Dataset items:

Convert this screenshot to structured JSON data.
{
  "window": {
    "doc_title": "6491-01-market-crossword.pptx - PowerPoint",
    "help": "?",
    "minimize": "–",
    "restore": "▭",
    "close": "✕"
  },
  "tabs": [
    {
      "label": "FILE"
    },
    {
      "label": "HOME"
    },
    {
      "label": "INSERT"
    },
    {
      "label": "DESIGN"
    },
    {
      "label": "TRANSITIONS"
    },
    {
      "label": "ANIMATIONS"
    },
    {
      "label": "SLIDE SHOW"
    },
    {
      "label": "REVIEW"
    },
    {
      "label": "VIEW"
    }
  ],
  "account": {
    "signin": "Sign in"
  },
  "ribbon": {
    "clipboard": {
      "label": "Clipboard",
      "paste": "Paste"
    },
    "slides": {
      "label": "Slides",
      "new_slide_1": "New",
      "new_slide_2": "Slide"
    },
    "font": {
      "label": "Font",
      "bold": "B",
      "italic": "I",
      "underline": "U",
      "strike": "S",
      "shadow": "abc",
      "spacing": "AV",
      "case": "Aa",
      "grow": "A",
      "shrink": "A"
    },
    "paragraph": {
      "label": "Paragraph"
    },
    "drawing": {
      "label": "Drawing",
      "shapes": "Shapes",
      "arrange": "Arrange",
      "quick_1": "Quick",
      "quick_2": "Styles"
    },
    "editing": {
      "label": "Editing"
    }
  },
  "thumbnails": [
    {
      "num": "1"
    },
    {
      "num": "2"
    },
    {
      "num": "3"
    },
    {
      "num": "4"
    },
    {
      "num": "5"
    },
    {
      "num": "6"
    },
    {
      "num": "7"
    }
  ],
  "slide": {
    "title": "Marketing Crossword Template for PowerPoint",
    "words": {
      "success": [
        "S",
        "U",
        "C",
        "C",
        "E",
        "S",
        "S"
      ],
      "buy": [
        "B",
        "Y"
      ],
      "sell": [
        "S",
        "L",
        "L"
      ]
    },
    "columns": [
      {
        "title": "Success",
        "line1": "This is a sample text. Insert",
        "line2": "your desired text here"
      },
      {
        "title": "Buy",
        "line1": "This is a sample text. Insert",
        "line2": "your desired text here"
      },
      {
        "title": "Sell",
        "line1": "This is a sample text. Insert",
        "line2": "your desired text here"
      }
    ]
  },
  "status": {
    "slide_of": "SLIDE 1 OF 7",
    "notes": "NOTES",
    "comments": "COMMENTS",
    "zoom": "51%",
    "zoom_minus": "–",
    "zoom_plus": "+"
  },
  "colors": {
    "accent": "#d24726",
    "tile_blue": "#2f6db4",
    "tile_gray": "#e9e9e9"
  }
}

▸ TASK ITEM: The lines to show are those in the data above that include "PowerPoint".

▸ SOLUTION:
    "doc_title": "6491-01-market-crossword.pptx - PowerPoint",
    "title": "Marketing Crossword Template for PowerPoint",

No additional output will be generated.